■ Materials provided:
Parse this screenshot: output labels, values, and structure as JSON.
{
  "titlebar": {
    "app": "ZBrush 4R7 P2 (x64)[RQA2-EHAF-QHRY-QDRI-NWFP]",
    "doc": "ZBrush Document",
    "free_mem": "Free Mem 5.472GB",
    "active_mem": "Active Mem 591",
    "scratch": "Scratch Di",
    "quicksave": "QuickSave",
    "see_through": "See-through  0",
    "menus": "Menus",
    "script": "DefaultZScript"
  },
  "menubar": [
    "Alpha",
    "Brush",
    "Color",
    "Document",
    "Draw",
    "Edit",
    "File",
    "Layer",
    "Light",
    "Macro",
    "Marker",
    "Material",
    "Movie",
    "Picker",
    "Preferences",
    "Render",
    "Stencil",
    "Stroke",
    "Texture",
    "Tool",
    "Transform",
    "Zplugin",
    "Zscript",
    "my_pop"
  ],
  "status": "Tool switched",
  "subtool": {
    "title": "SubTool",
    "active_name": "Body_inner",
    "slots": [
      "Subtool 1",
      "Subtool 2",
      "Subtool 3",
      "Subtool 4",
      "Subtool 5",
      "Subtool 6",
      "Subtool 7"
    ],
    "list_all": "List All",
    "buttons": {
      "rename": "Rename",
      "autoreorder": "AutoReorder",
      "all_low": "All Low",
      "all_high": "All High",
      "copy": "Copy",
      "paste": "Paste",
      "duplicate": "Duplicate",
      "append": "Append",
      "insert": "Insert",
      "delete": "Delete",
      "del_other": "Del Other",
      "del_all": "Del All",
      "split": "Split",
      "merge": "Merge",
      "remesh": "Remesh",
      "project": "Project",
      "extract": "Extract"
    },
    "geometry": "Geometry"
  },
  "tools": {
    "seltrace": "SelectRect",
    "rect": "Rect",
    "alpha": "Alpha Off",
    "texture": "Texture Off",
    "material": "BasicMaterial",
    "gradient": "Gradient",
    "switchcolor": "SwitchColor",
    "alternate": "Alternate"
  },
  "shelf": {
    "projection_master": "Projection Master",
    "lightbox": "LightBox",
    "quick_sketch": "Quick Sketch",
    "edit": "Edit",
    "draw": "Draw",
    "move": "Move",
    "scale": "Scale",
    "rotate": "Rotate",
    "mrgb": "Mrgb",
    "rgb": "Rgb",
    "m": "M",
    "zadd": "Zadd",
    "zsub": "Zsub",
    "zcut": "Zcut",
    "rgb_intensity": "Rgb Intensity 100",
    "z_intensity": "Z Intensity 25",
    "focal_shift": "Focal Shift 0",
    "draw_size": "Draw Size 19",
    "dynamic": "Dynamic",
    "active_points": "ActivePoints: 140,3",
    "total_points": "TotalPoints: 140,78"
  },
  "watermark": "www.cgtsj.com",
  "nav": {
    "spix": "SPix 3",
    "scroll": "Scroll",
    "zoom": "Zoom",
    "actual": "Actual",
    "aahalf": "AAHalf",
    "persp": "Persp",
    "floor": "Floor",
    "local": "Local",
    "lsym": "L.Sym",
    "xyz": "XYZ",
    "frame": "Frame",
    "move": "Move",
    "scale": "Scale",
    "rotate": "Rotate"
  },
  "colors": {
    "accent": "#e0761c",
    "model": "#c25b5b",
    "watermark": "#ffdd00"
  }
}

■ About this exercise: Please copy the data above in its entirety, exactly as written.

■ Written answer:
Parse this screenshot: output labels, values, and structure as JSON.
{
  "titlebar": {
    "app": "ZBrush 4R7 P2 (x64)[RQA2-EHAF-QHRY-QDRI-NWFP]",
    "doc": "ZBrush Document",
    "free_mem": "Free Mem 5.472GB",
    "active_mem": "Active Mem 591",
    "scratch": "Scratch Di",
    "quicksave": "QuickSave",
    "see_through": "See-through  0",
    "menus": "Menus",
    "script": "DefaultZScript"
  },
  "menubar": [
    "Alpha",
    "Brush",
    "Color",
    "Document",
    "Draw",
    "Edit",
    "File",
    "Layer",
    "Light",
    "Macro",
    "Marker",
    "Material",
    "Movie",
    "Picker",
    "Preferences",
    "Render",
    "Stencil",
    "Stroke",
    "Texture",
    "Tool",
    "Transform",
    "Zplugin",
    "Zscript",
    "my_pop"
  ],
  "status": "Tool switched",
  "subtool": {
    "title": "SubTool",
    "active_name": "Body_inner",
    "slots": [
      "Subtool 1",
      "Subtool 2",
      "Subtool 3",
      "Subtool 4",
      "Subtool 5",
      "Subtool 6",
      "Subtool 7"
    ],
    "list_all": "List All",
    "buttons": {
      "rename": "Rename",
      "autoreorder": "AutoReorder",
      "all_low": "All Low",
      "all_high": "All High",
      "copy": "Copy",
      "paste": "Paste",
      "duplicate": "Duplicate",
      "append": "Append",
      "insert": "Insert",
      "delete": "Delete",
      "del_other": "Del Other",
      "del_all": "Del All",
      "split": "Split",
      "merge": "Merge",
      "remesh": "Remesh",
      "project": "Project",
      "extract": "Extract"
    },
    "geometry": "Geometry"
  },
  "tools": {
    "seltrace": "SelectRect",
    "rect": "Rect",
    "alpha": "Alpha Off",
    "texture": "Texture Off",
    "material": "BasicMaterial",
    "gradient": "Gradient",
    "switchcolor": "SwitchColor",
    "alternate": "Alternate"
  },
  "shelf": {
    "projection_master": "Projection Master",
    "lightbox": "LightBox",
    "quick_sketch": "Quick Sketch",
    "edit": "Edit",
    "draw": "Draw",
    "move": "Move",
    "scale": "Scale",
    "rotate": "Rotate",
    "mrgb": "Mrgb",
    "rgb": "Rgb",
    "m": "M",
    "zadd": "Zadd",
    "zsub": "Zsub",
    "zcut": "Zcut",
    "rgb_intensity": "Rgb Intensity 100",
    "z_intensity": "Z Intensity 25",
    "focal_shift": "Focal Shift 0",
    "draw_size": "Draw Size 19",
    "dynamic": "Dynamic",
    "active_points": "ActivePoints: 140,3",
    "total_points": "TotalPoints: 140,78"
  },
  "watermark": "www.cgtsj.com",
  "nav": {
    "spix": "SPix 3",
    "scroll": "Scroll",
    "zoom": "Zoom",
    "actual": "Actual",
    "aahalf": "AAHalf",
    "persp": "Persp",
    "floor": "Floor",
    "local": "Local",
    "lsym": "L.Sym",
    "xyz": "XYZ",
    "frame": "Frame",
    "move": "Move",
    "scale": "Scale",
    "rotate": "Rotate"
  },
  "colors": {
    "accent": "#e0761c",
    "model": "#c25b5b",
    "watermark": "#ffdd00"
  }
}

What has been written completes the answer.